##### RECORDED INFORMATION
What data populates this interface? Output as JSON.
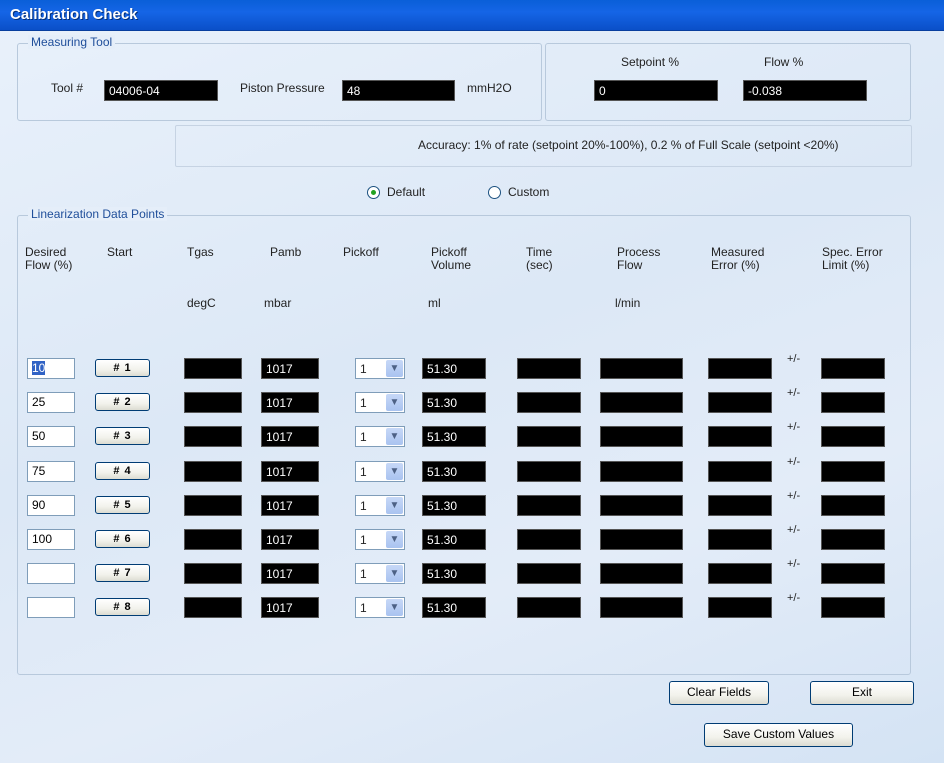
{
  "window": {
    "title": "Calibration Check"
  },
  "measuring_tool": {
    "legend": "Measuring Tool",
    "tool_label": "Tool #",
    "tool_value": "04006-04",
    "piston_label": "Piston Pressure",
    "piston_value": "48",
    "piston_unit": "mmH2O"
  },
  "setpoint_flow": {
    "setpoint_label": "Setpoint %",
    "setpoint_value": "0",
    "flow_label": "Flow %",
    "flow_value": "-0.038"
  },
  "accuracy_text": "Accuracy: 1% of rate (setpoint 20%-100%), 0.2 % of Full Scale (setpoint <20%)",
  "mode": {
    "default_label": "Default",
    "custom_label": "Custom",
    "selected": "Default"
  },
  "linearization": {
    "legend": "Linearization Data Points",
    "headers": {
      "desired_flow": [
        "Desired",
        "Flow (%)"
      ],
      "start": [
        "Start"
      ],
      "tgas": [
        "Tgas"
      ],
      "pamb": [
        "Pamb"
      ],
      "pickoff": [
        "Pickoff"
      ],
      "pickoff_volume": [
        "Pickoff",
        "Volume"
      ],
      "time": [
        "Time",
        "(sec)"
      ],
      "process_flow": [
        "Process",
        "Flow"
      ],
      "measured_error": [
        "Measured",
        "Error (%)"
      ],
      "spec_error": [
        "Spec. Error",
        "Limit (%)"
      ]
    },
    "units": {
      "tgas": "degC",
      "pamb": "mbar",
      "pickoff_volume": "ml",
      "process_flow": "l/min"
    },
    "plus_minus": "+/-",
    "rows": [
      {
        "desired": "10",
        "start": "# 1",
        "tgas": "",
        "pamb": "1017",
        "pickoff": "1",
        "volume": "51.30",
        "time": "",
        "process_flow": "",
        "measured_error": "",
        "spec_error": ""
      },
      {
        "desired": "25",
        "start": "# 2",
        "tgas": "",
        "pamb": "1017",
        "pickoff": "1",
        "volume": "51.30",
        "time": "",
        "process_flow": "",
        "measured_error": "",
        "spec_error": ""
      },
      {
        "desired": "50",
        "start": "# 3",
        "tgas": "",
        "pamb": "1017",
        "pickoff": "1",
        "volume": "51.30",
        "time": "",
        "process_flow": "",
        "measured_error": "",
        "spec_error": ""
      },
      {
        "desired": "75",
        "start": "# 4",
        "tgas": "",
        "pamb": "1017",
        "pickoff": "1",
        "volume": "51.30",
        "time": "",
        "process_flow": "",
        "measured_error": "",
        "spec_error": ""
      },
      {
        "desired": "90",
        "start": "# 5",
        "tgas": "",
        "pamb": "1017",
        "pickoff": "1",
        "volume": "51.30",
        "time": "",
        "process_flow": "",
        "measured_error": "",
        "spec_error": ""
      },
      {
        "desired": "100",
        "start": "# 6",
        "tgas": "",
        "pamb": "1017",
        "pickoff": "1",
        "volume": "51.30",
        "time": "",
        "process_flow": "",
        "measured_error": "",
        "spec_error": ""
      },
      {
        "desired": "",
        "start": "# 7",
        "tgas": "",
        "pamb": "1017",
        "pickoff": "1",
        "volume": "51.30",
        "time": "",
        "process_flow": "",
        "measured_error": "",
        "spec_error": ""
      },
      {
        "desired": "",
        "start": "# 8",
        "tgas": "",
        "pamb": "1017",
        "pickoff": "1",
        "volume": "51.30",
        "time": "",
        "process_flow": "",
        "measured_error": "",
        "spec_error": ""
      }
    ]
  },
  "buttons": {
    "clear": "Clear Fields",
    "exit": "Exit",
    "save": "Save  Custom Values"
  },
  "icons": {
    "combo_arrow": "chevron-down-icon"
  }
}
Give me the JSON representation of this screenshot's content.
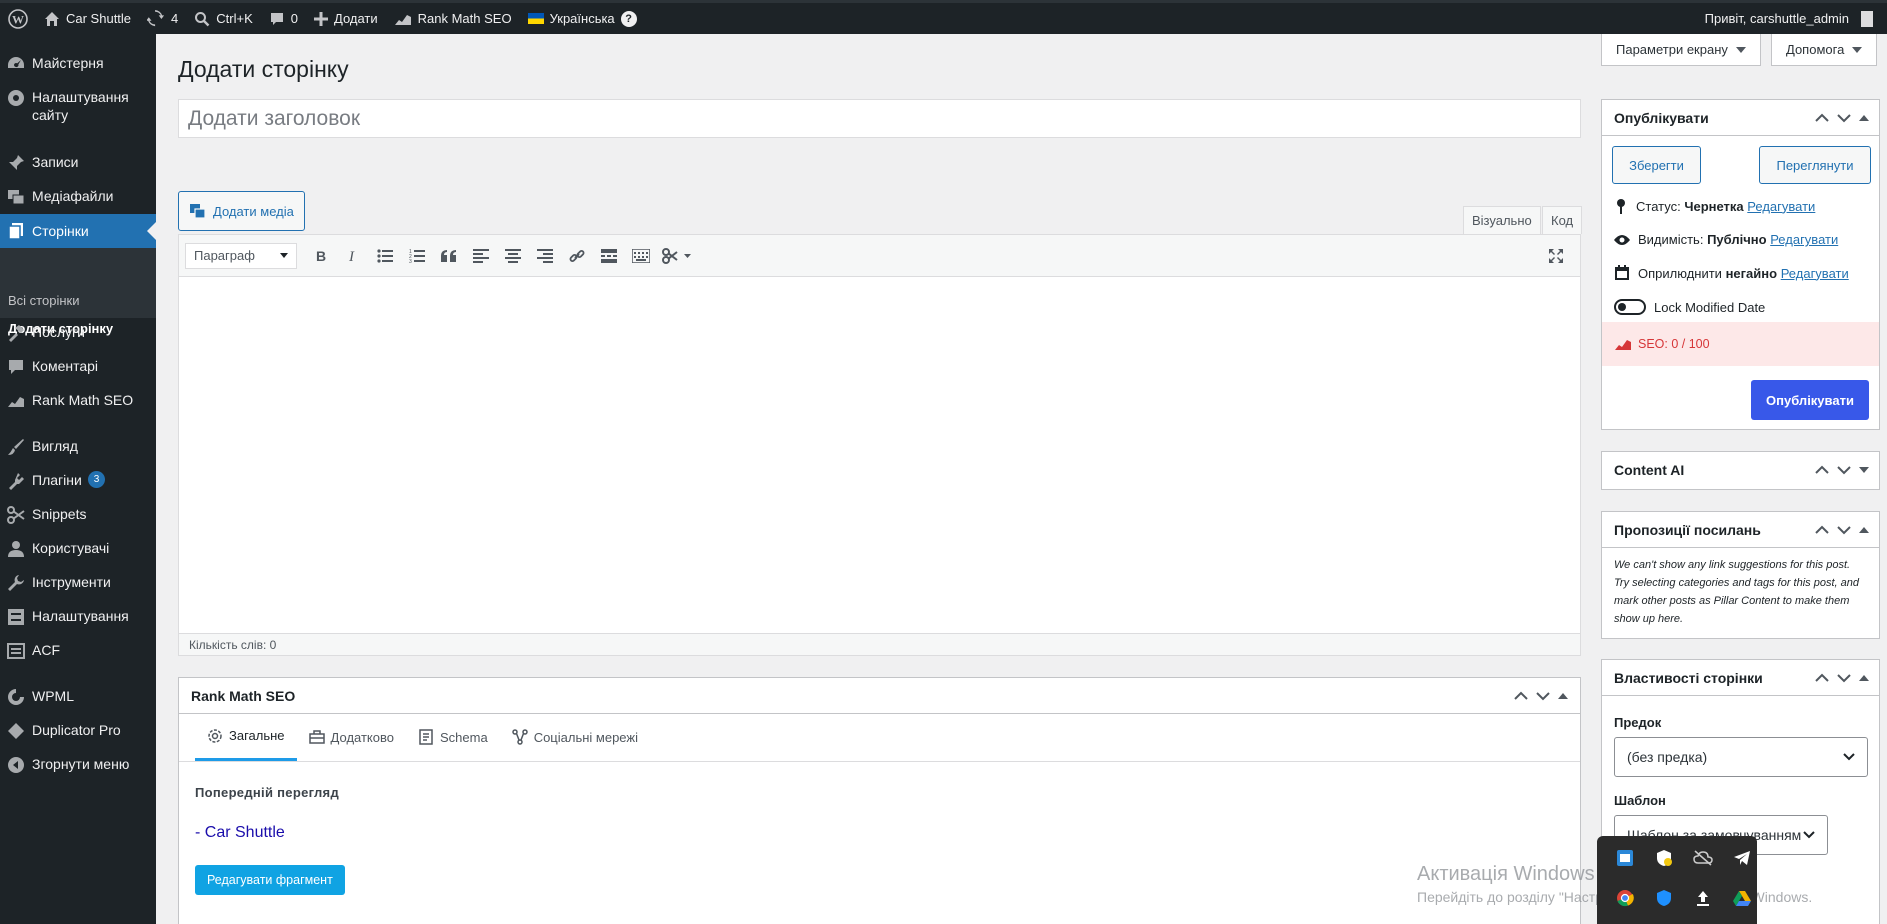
{
  "adminbar": {
    "site_name": "Car Shuttle",
    "updates_count": "4",
    "shortcut": "Ctrl+K",
    "comments_count": "0",
    "add_new": "Додати",
    "rank_math": "Rank Math SEO",
    "language": "Українська",
    "greeting": "Привіт, carshuttle_admin"
  },
  "sidebar": {
    "items": [
      {
        "label": "Майстерня",
        "icon": "dashboard-icon"
      },
      {
        "label": "Налаштування сайту",
        "icon": "site-settings-icon"
      },
      {
        "label": "Записи",
        "icon": "pin-icon"
      },
      {
        "label": "Медіафайли",
        "icon": "media-icon"
      },
      {
        "label": "Сторінки",
        "icon": "pages-icon"
      },
      {
        "label": "Послуги",
        "icon": "hammer-icon"
      },
      {
        "label": "Коментарі",
        "icon": "comment-icon"
      },
      {
        "label": "Rank Math SEO",
        "icon": "rank-math-icon"
      },
      {
        "label": "Вигляд",
        "icon": "brush-icon"
      },
      {
        "label": "Плагіни",
        "icon": "plugin-icon",
        "badge": "3"
      },
      {
        "label": "Snippets",
        "icon": "scissors-icon"
      },
      {
        "label": "Користувачі",
        "icon": "user-icon"
      },
      {
        "label": "Інструменти",
        "icon": "wrench-icon"
      },
      {
        "label": "Налаштування",
        "icon": "settings-icon"
      },
      {
        "label": "ACF",
        "icon": "acf-icon"
      },
      {
        "label": "WPML",
        "icon": "wpml-icon"
      },
      {
        "label": "Duplicator Pro",
        "icon": "duplicator-icon"
      },
      {
        "label": "Згорнути меню",
        "icon": "collapse-icon"
      }
    ],
    "submenu": [
      "Всі сторінки",
      "Додати сторінку"
    ]
  },
  "header": {
    "title": "Додати сторінку",
    "screen_options": "Параметри екрану",
    "help": "Допомога"
  },
  "editor": {
    "title_placeholder": "Додати заголовок",
    "add_media": "Додати медіа",
    "tab_visual": "Візуально",
    "tab_code": "Код",
    "format_select": "Параграф",
    "word_count": "Кількість слів: 0"
  },
  "rank_math": {
    "title": "Rank Math SEO",
    "tabs": [
      "Загальне",
      "Додатково",
      "Schema",
      "Соціальні мережі"
    ],
    "preview_label": "Попередній перегляд",
    "preview_title": "- Car Shuttle",
    "edit_snippet": "Редагувати фрагмент"
  },
  "publish": {
    "title": "Опублікувати",
    "save": "Зберегти",
    "preview": "Переглянути",
    "status_label": "Статус:",
    "status_value": "Чернетка",
    "visibility_label": "Видимість:",
    "visibility_value": "Публічно",
    "publish_label": "Оприлюднити",
    "publish_value": "негайно",
    "edit": "Редагувати",
    "lock_modified": "Lock Modified Date",
    "seo_score": "SEO: 0 / 100",
    "publish_button": "Опублікувати"
  },
  "content_ai": {
    "title": "Content AI"
  },
  "link_suggestions": {
    "title": "Пропозиції посилань",
    "note": "We can't show any link suggestions for this post. Try selecting categories and tags for this post, and mark other posts as Pillar Content to make them show up here."
  },
  "page_attributes": {
    "title": "Властивості сторінки",
    "parent_label": "Предок",
    "parent_value": "(без предка)",
    "template_label": "Шаблон",
    "template_value": "Шаблон за замовчуванням"
  },
  "watermark": {
    "line1": "Активація Windows",
    "line2": "Перейдіть до розділу \"Настройки\", щоб активувати Windows."
  },
  "colors": {
    "accent": "#2271b1",
    "sidebar_bg": "#1d2327",
    "seo_bad": "#d63638",
    "publish_btn": "#3858e9"
  }
}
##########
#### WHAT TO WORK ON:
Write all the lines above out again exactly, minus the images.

#### OUTPUT:
What data populates this interface? Output as JSON.
{
  "window": {
    "title": "Calibration Check"
  },
  "measuring_tool": {
    "legend": "Measuring Tool",
    "tool_label": "Tool #",
    "tool_value": "04006-04",
    "piston_label": "Piston Pressure",
    "piston_value": "48",
    "piston_unit": "mmH2O"
  },
  "setpoint_flow": {
    "setpoint_label": "Setpoint %",
    "setpoint_value": "0",
    "flow_label": "Flow %",
    "flow_value": "-0.038"
  },
  "accuracy_text": "Accuracy: 1% of rate (setpoint 20%-100%), 0.2 % of Full Scale (setpoint <20%)",
  "mode": {
    "default_label": "Default",
    "custom_label": "Custom",
    "selected": "Default"
  },
  "linearization": {
    "legend": "Linearization Data Points",
    "headers": {
      "desired_flow": [
        "Desired",
        "Flow (%)"
      ],
      "start": [
        "Start"
      ],
      "tgas": [
        "Tgas"
      ],
      "pamb": [
        "Pamb"
      ],
      "pickoff": [
        "Pickoff"
      ],
      "pickoff_volume": [
        "Pickoff",
        "Volume"
      ],
      "time": [
        "Time",
        "(sec)"
      ],
      "process_flow": [
        "Process",
        "Flow"
      ],
      "measured_error": [
        "Measured",
        "Error (%)"
      ],
      "spec_error": [
        "Spec. Error",
        "Limit (%)"
      ]
    },
    "units": {
      "tgas": "degC",
      "pamb": "mbar",
      "pickoff_volume": "ml",
      "process_flow": "l/min"
    },
    "plus_minus": "+/-",
    "rows": [
      {
        "desired": "10",
        "start": "# 1",
        "tgas": "",
        "pamb": "1017",
        "pickoff": "1",
        "volume": "51.30",
        "time": "",
        "process_flow": "",
        "measured_error": "",
        "spec_error": ""
      },
      {
        "desired": "25",
        "start": "# 2",
        "tgas": "",
        "pamb": "1017",
        "pickoff": "1",
        "volume": "51.30",
        "time": "",
        "process_flow": "",
        "measured_error": "",
        "spec_error": ""
      },
      {
        "desired": "50",
        "start": "# 3",
        "tgas": "",
        "pamb": "1017",
        "pickoff": "1",
        "volume": "51.30",
        "time": "",
        "process_flow": "",
        "measured_error": "",
        "spec_error": ""
      },
      {
        "desired": "75",
        "start": "# 4",
        "tgas": "",
        "pamb": "1017",
        "pickoff": "1",
        "volume": "51.30",
        "time": "",
        "process_flow": "",
        "measured_error": "",
        "spec_error": ""
      },
      {
        "desired": "90",
        "start": "# 5",
        "tgas": "",
        "pamb": "1017",
        "pickoff": "1",
        "volume": "51.30",
        "time": "",
        "process_flow": "",
        "measured_error": "",
        "spec_error": ""
      },
      {
        "desired": "100",
        "start": "# 6",
        "tgas": "",
        "pamb": "1017",
        "pickoff": "1",
        "volume": "51.30",
        "time": "",
        "process_flow": "",
        "measured_error": "",
        "spec_error": ""
      },
      {
        "desired": "",
        "start": "# 7",
        "tgas": "",
        "pamb": "1017",
        "pickoff": "1",
        "volume": "51.30",
        "time": "",
        "process_flow": "",
        "measured_error": "",
        "spec_error": ""
      },
      {
        "desired": "",
        "start": "# 8",
        "tgas": "",
        "pamb": "1017",
        "pickoff": "1",
        "volume": "51.30",
        "time": "",
        "process_flow": "",
        "measured_error": "",
        "spec_error": ""
      }
    ]
  },
  "buttons": {
    "clear": "Clear Fields",
    "exit": "Exit",
    "save": "Save  Custom Values"
  },
  "icons": {
    "combo_arrow": "chevron-down-icon"
  }
}
Give me the JSON representation of this screenshot's content.
{
  "adminbar": {
    "site_name": "Car Shuttle",
    "updates_count": "4",
    "shortcut": "Ctrl+K",
    "comments_count": "0",
    "add_new": "Додати",
    "rank_math": "Rank Math SEO",
    "language": "Українська",
    "greeting": "Привіт, carshuttle_admin"
  },
  "sidebar": {
    "items": [
      {
        "label": "Майстерня",
        "icon": "dashboard-icon"
      },
      {
        "label": "Налаштування сайту",
        "icon": "site-settings-icon"
      },
      {
        "label": "Записи",
        "icon": "pin-icon"
      },
      {
        "label": "Медіафайли",
        "icon": "media-icon"
      },
      {
        "label": "Сторінки",
        "icon": "pages-icon"
      },
      {
        "label": "Послуги",
        "icon": "hammer-icon"
      },
      {
        "label": "Коментарі",
        "icon": "comment-icon"
      },
      {
        "label": "Rank Math SEO",
        "icon": "rank-math-icon"
      },
      {
        "label": "Вигляд",
        "icon": "brush-icon"
      },
      {
        "label": "Плагіни",
        "icon": "plugin-icon",
        "badge": "3"
      },
      {
        "label": "Snippets",
        "icon": "scissors-icon"
      },
      {
        "label": "Користувачі",
        "icon": "user-icon"
      },
      {
        "label": "Інструменти",
        "icon": "wrench-icon"
      },
      {
        "label": "Налаштування",
        "icon": "settings-icon"
      },
      {
        "label": "ACF",
        "icon": "acf-icon"
      },
      {
        "label": "WPML",
        "icon": "wpml-icon"
      },
      {
        "label": "Duplicator Pro",
        "icon": "duplicator-icon"
      },
      {
        "label": "Згорнути меню",
        "icon": "collapse-icon"
      }
    ],
    "submenu": [
      "Всі сторінки",
      "Додати сторінку"
    ]
  },
  "header": {
    "title": "Додати сторінку",
    "screen_options": "Параметри екрану",
    "help": "Допомога"
  },
  "editor": {
    "title_placeholder": "Додати заголовок",
    "add_media": "Додати медіа",
    "tab_visual": "Візуально",
    "tab_code": "Код",
    "format_select": "Параграф",
    "word_count": "Кількість слів: 0"
  },
  "rank_math": {
    "title": "Rank Math SEO",
    "tabs": [
      "Загальне",
      "Додатково",
      "Schema",
      "Соціальні мережі"
    ],
    "preview_label": "Попередній перегляд",
    "preview_title": "- Car Shuttle",
    "edit_snippet": "Редагувати фрагмент"
  },
  "publish": {
    "title": "Опублікувати",
    "save": "Зберегти",
    "preview": "Переглянути",
    "status_label": "Статус:",
    "status_value": "Чернетка",
    "visibility_label": "Видимість:",
    "visibility_value": "Публічно",
    "publish_label": "Оприлюднити",
    "publish_value": "негайно",
    "edit": "Редагувати",
    "lock_modified": "Lock Modified Date",
    "seo_score": "SEO: 0 / 100",
    "publish_button": "Опублікувати"
  },
  "content_ai": {
    "title": "Content AI"
  },
  "link_suggestions": {
    "title": "Пропозиції посилань",
    "note": "We can't show any link suggestions for this post. Try selecting categories and tags for this post, and mark other posts as Pillar Content to make them show up here."
  },
  "page_attributes": {
    "title": "Властивості сторінки",
    "parent_label": "Предок",
    "parent_value": "(без предка)",
    "template_label": "Шаблон",
    "template_value": "Шаблон за замовчуванням"
  },
  "watermark": {
    "line1": "Активація Windows",
    "line2": "Перейдіть до розділу \"Настройки\", щоб активувати Windows."
  },
  "colors": {
    "accent": "#2271b1",
    "sidebar_bg": "#1d2327",
    "seo_bad": "#d63638",
    "publish_btn": "#3858e9"
  }
}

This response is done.